The Ventura County Watershed Protection District (then known as the Ventura County Flood Control District) was formed on September 12, 1944, when the California State Legislature approved the Ventura County Flood Control Act. The District was formed, in part, to provide for the control and conservation of flood and storm waters and for the protection of watercourses, watersheds, public highways, life and property in the district from damage or destruction from these waters. On January 1, 2003, the name was changed to the Ventura County Watershed Protection District to reflect changes in community values, regulatory requirements, and funding opportunities. The name change also reflected the District’s desire to emphasize integrated watershed management and solve flood control problems with environmentally sound approaches. The District’s mission is to protect life, property, watercourses, watersheds, and public infrastructure from the dangers and damages associated with flood and stormwaters. Goals of the District include:
Comprehensive, long range watershed planning
Collaboration with watershed stakeholders
Administration of adopted regulations, policies, and resolutions

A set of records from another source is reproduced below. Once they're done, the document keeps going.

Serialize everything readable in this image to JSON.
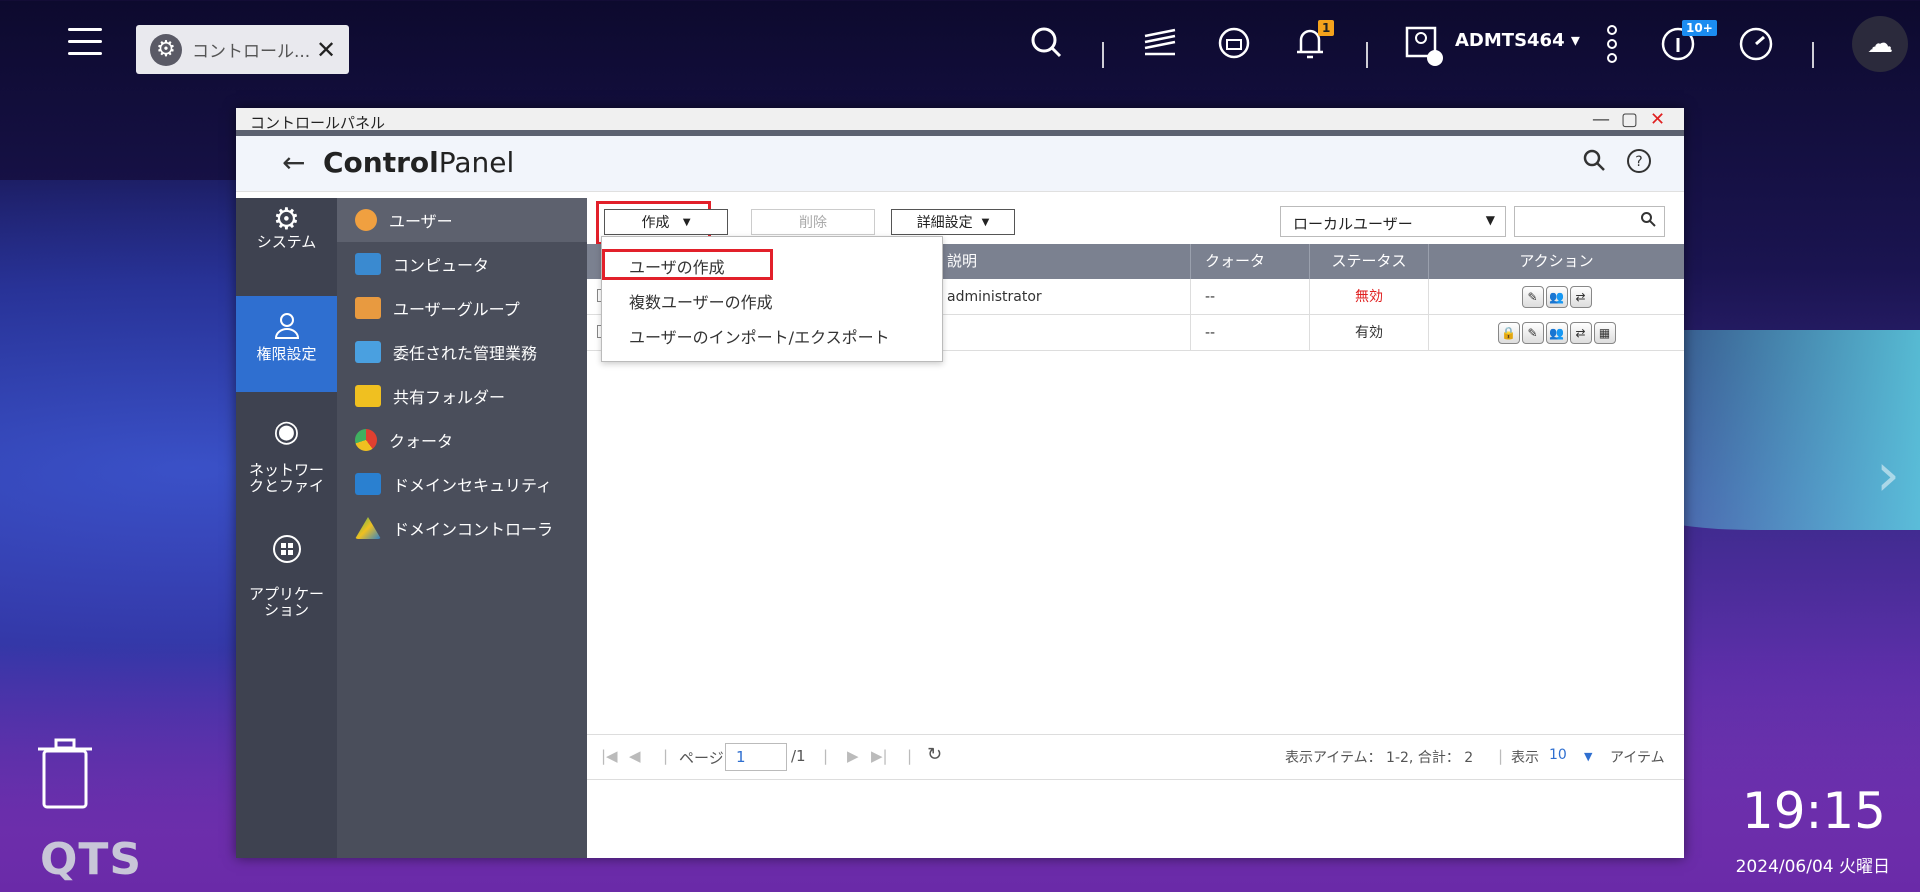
{
  "taskbar": {
    "tab_label": "コントロール...",
    "notification_count": "1",
    "updates_count": "10+",
    "username": "ADMTS464"
  },
  "window": {
    "title": "コントロールパネル",
    "header_bold": "Control",
    "header_rest": "Panel"
  },
  "left_nav": [
    {
      "label": "システム",
      "icon": "gear-icon"
    },
    {
      "label": "権限設定",
      "icon": "user-icon"
    },
    {
      "label": "ネットワー\nクとファイ",
      "icon": "globe-icon"
    },
    {
      "label": "アプリケー\nション",
      "icon": "grid-icon"
    }
  ],
  "sub_nav": [
    {
      "label": "ユーザー",
      "color": "#f0a040"
    },
    {
      "label": "コンピュータ",
      "color": "#3a8ad0"
    },
    {
      "label": "ユーザーグループ",
      "color": "#e89a40"
    },
    {
      "label": "委任された管理業務",
      "color": "#4aa0e0"
    },
    {
      "label": "共有フォルダー",
      "color": "#f0c020"
    },
    {
      "label": "クォータ",
      "color": "#e04030"
    },
    {
      "label": "ドメインセキュリティ",
      "color": "#2a80d0"
    },
    {
      "label": "ドメインコントローラ",
      "color": "#40b060"
    }
  ],
  "toolbar": {
    "create": "作成",
    "delete": "削除",
    "advanced": "詳細設定",
    "user_type": "ローカルユーザー"
  },
  "dropdown": {
    "items": [
      "ユーザの作成",
      "複数ユーザーの作成",
      "ユーザーのインポート/エクスポート"
    ]
  },
  "table": {
    "headers": {
      "description": "説明",
      "quota": "クォータ",
      "status": "ステータス",
      "action": "アクション"
    },
    "rows": [
      {
        "description": "administrator",
        "quota": "--",
        "status": "無効",
        "status_color": "#e02020"
      },
      {
        "description": "",
        "quota": "--",
        "status": "有効",
        "status_color": "#333333"
      }
    ]
  },
  "pager": {
    "page_label": "ページ",
    "page": "1",
    "total_pages": "/1",
    "items_info": "表示アイテム： 1-2, 合計： 2",
    "show_label": "表示",
    "per_page": "10",
    "items_label": "アイテム"
  },
  "desktop": {
    "brand": "QTS",
    "time": "19:15",
    "date": "2024/06/04 火曜日"
  }
}
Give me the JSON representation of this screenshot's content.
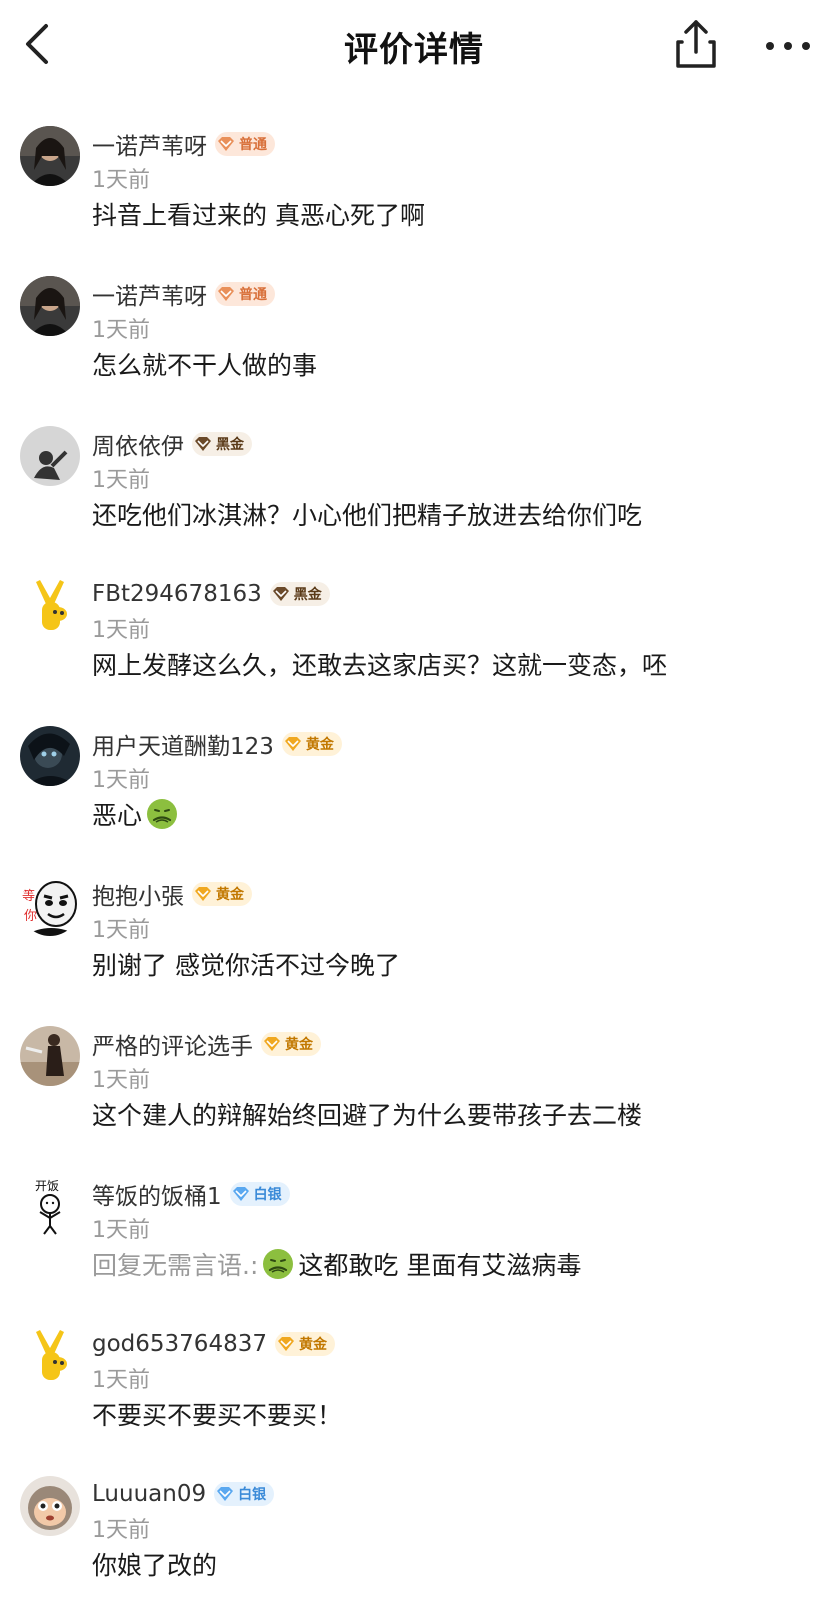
{
  "header": {
    "title": "评价详情"
  },
  "colors": {
    "badge_bronze": "#e9905a",
    "badge_black_gold": "#7a4a1a",
    "badge_gold": "#f0a020",
    "badge_silver": "#4a9ee0",
    "muted_text": "#9a9a9a"
  },
  "comments": [
    {
      "username": "一诺芦苇呀",
      "badge": "普通",
      "badge_type": "bronze",
      "time": "1天前",
      "text": "抖音上看过来的 真恶心死了啊",
      "avatar": "photo-woman-dark"
    },
    {
      "username": "一诺芦苇呀",
      "badge": "普通",
      "badge_type": "bronze",
      "time": "1天前",
      "text": "怎么就不干人做的事",
      "avatar": "photo-woman-dark"
    },
    {
      "username": "周依依伊",
      "badge": "黑金",
      "badge_type": "black-gold",
      "time": "1天前",
      "text": "还吃他们冰淇淋？小心他们把精子放进去给你们吃",
      "avatar": "silhouette-grey"
    },
    {
      "username": "FBt294678163",
      "badge": "黑金",
      "badge_type": "black-gold",
      "time": "1天前",
      "text": "网上发酵这么久，还敢去这家店买？这就一变态，呸",
      "avatar": "yellow-mascot"
    },
    {
      "username": "用户天道酬勤123",
      "badge": "黄金",
      "badge_type": "gold",
      "time": "1天前",
      "text": "恶心",
      "emoji_after": "nauseated-face",
      "avatar": "dark-anime"
    },
    {
      "username": "抱抱小張",
      "badge": "黄金",
      "badge_type": "gold",
      "time": "1天前",
      "text": "别谢了 感觉你活不过今晚了",
      "avatar": "meme-face"
    },
    {
      "username": "严格的评论选手",
      "badge": "黄金",
      "badge_type": "gold",
      "time": "1天前",
      "text": "这个建人的辩解始终回避了为什么要带孩子去二楼",
      "avatar": "photo-figure"
    },
    {
      "username": "等饭的饭桶1",
      "badge": "白银",
      "badge_type": "silver",
      "time": "1天前",
      "reply_prefix": "回复无需言语.:",
      "text": "这都敢吃 里面有艾滋病毒",
      "emoji_before": "nauseated-face",
      "avatar": "stick-figure",
      "avatar_text": "开饭"
    },
    {
      "username": "god653764837",
      "badge": "黄金",
      "badge_type": "gold",
      "time": "1天前",
      "text": "不要买不要买不要买！",
      "avatar": "yellow-mascot"
    },
    {
      "username": "Luuuan09",
      "badge": "白银",
      "badge_type": "silver",
      "time": "1天前",
      "text": "你娘了改的",
      "avatar": "monkey-face"
    }
  ]
}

Responsible and accountable use of public resources
Excellence in public service
The District’s ongoing activities are funded through property taxes, benefit assessments, and land development fees. To facilitate management of revenues and projects, the District was divided into four zones, roughly corresponding to the major river systems in the county. Zone 1 essentially follows the boundaries of the Ventura River Watershed and coastal drainages in the western part of the county. Zone 2 basically follows the boundaries of the Santa Clara River Watershed and local coastal drainages in the cities of San Buenaventura and Oxnard. Zone 3 essentially follows the boundaries of the Calleguas Creek Watershed and its tributaries. Zone 4 is a mixture of Malibu coastal drainages in the southern part of the county and the relatively undeveloped Cuyama River Watershed in the northern part of the county. Benefit assessment monies collected from each zone are dedicated to support operations and maintenance and NPDES (National Pollutant Discharge Elimination System) permit activities within that zone. Property tax monies raised within a zone are spent on construction projects and to support District planning studies within that zone.
The District’s authority over its jurisdictional channels is established through a number of ordinances and policies passed by its Board of Supervisors. The primary ordinance establishing District authority and the requirement to obtain permits for any encroachment into District jurisdictional channels, including rights of way, is Ventura County Ordinance VC Ord. WP-1 (277 Kb, PDF), An Ordinance Relating to the Protection and Regulation of Flood Control Facilities and Watercourses. The District also implements the Flood Plain Management Ordinance 3841 (PDF, 61 KB) on behalf of the County of Ventura to ensure compliance with the National Flood Insurance Program. This includes permit review for structures built in the floodplain and evaluation of site plans for developments that include identified floodplains. For incorporated jurisdictions, each city serves as the floodplain manager for its sphere of influence. Right-Click HERE or the Map image hotspot "Picture_WPD_Channels" on this page to download an image of the District's Jurisdictional or "redline" channels in Jpg format (6.9 mb).